Tackling high blood pressure once and for all
Ulf Lohmann was frustrated that chronic high blood pressure had taken over his life. Then doctors offered him an innovative new treatment that completely turned things around.
For years Ulf was taking pills that didn’t seem to have any effect on his condition, which he believes deteriorated because he worked too much and didn’t know how to relax. “Along with hypertension, I also had diabetes for 25 years, and the long-time illness had left me really demoralised,” he says. “I’d become indifferent to the things I used to enjoy, like listening to music, going to films and spending time with my wife,” adds the home decorator from Germany.
His doctor didn’t know what to do, but then the opportunity arose for Ulf to try a new therapy that had already been gaining interest among cardiologists in the US. The treatment was designed especially for people suffering from drug-resistant hypertension, in other words patients like Ulf who cannot control their high blood pressure with three or more blood pressure medications.
How it works
Similar to a pacemaker, the small device is implanted inside the patient’s body beneath the collar bone. An electrical impulse works with the body’s own natural blood pressure regulation system to relax the person’s blood vessels, making it easier for blood to flow to the body. It also slows the heart down so that it can work more efficiently and reduces fluid in the body, meaning the heart doesn’t have to work as hard.
“I was open to new ideas and this sounded like it could be the solution,” says Ulf. In November 2015 he had the minor operation to implant the device at the university hospital in Tübingen, and although he felt tired when the device was first switched on, the hypertension finally improved.
Getting on with life

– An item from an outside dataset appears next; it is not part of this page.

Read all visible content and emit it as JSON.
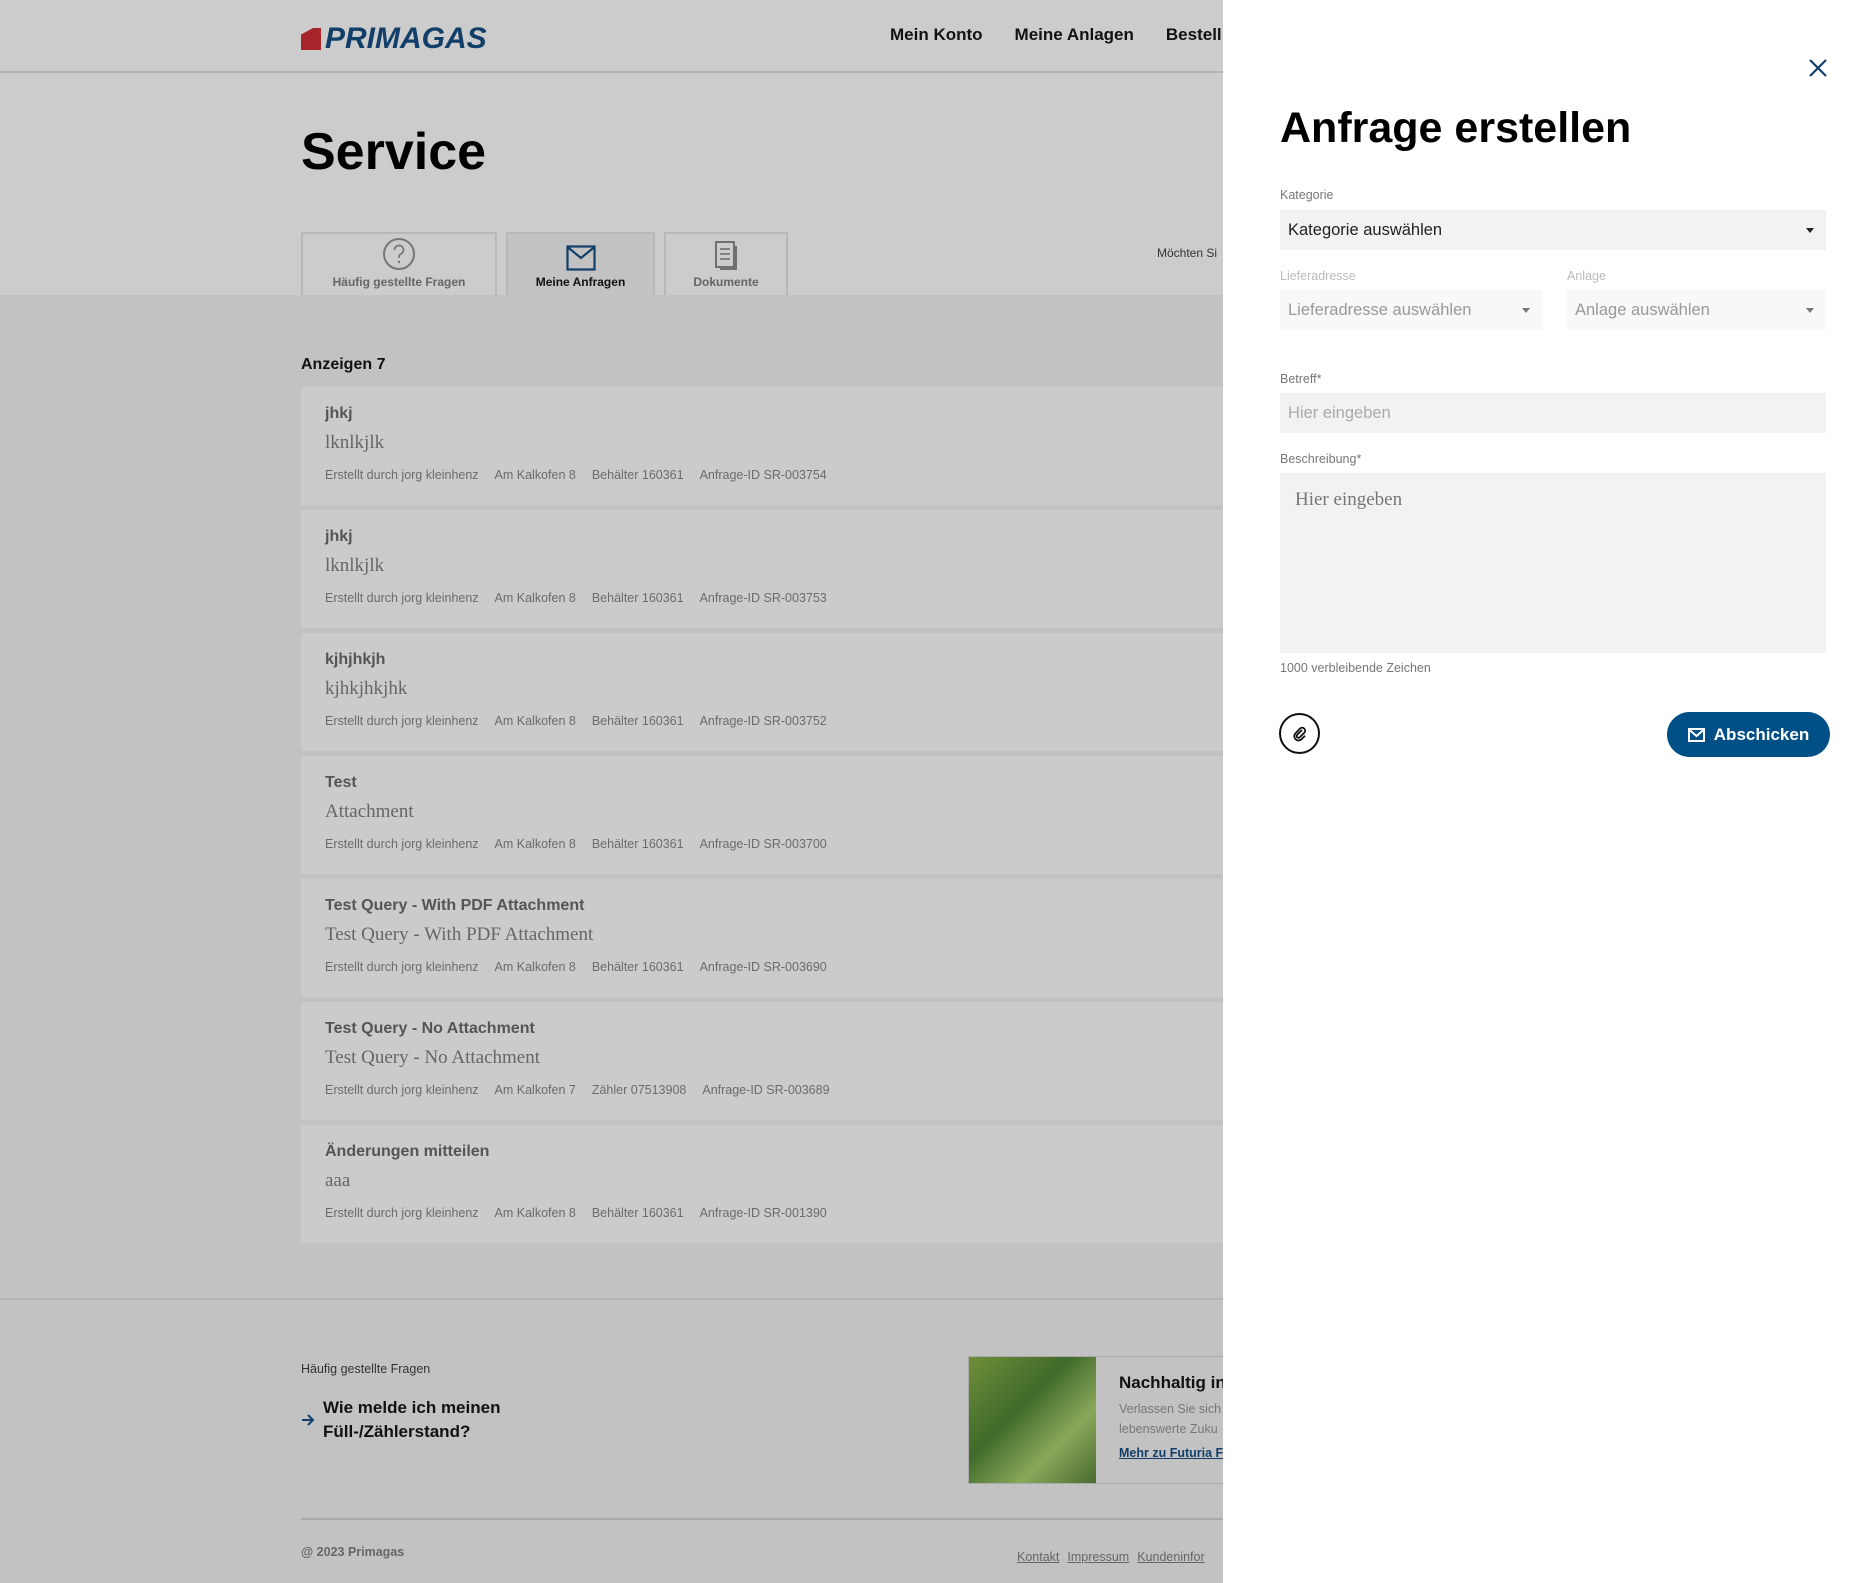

“After the operation, I went back to my old self: self-confident, interested in learning about new things, polite, caring and enjoying my work. Many people noticed the change,” he comments. “I’ve always appreciated classical music and I’ve started going to concerts again.”

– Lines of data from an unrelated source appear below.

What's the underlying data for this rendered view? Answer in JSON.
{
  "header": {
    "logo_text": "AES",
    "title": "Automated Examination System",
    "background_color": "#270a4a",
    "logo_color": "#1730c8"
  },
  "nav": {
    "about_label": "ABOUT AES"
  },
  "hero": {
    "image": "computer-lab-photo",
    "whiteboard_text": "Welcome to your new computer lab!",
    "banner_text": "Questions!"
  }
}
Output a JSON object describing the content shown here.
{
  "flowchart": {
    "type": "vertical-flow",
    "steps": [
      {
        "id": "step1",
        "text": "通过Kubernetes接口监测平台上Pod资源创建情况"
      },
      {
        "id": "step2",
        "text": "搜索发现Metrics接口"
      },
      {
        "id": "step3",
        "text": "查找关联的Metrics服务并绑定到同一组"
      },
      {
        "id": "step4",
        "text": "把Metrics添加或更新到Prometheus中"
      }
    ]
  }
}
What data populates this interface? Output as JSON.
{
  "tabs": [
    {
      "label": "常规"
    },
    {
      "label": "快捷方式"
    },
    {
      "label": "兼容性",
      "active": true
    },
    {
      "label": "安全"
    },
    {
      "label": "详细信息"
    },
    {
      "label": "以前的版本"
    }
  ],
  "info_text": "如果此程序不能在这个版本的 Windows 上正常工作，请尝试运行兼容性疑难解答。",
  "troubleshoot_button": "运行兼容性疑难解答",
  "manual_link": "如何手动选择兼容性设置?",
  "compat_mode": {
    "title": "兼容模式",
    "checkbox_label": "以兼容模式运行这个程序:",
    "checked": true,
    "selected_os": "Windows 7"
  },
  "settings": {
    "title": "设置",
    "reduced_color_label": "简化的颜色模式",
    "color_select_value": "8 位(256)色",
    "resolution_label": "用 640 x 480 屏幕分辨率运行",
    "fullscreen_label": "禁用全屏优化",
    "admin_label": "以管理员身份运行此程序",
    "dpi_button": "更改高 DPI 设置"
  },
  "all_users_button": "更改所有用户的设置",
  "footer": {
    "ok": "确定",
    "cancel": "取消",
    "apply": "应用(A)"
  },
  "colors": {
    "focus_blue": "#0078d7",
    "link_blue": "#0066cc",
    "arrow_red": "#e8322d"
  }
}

Doctors are able to personalise Ulf’s therapy settings via wireless communication. “Blood pressure changes all the time and in the night it goes down ‒ although not quite as low as in my youth,” he jokes. He has to drive to Tübingen twice a year for an assessment, but besides that, Ulf is just getting on with his life.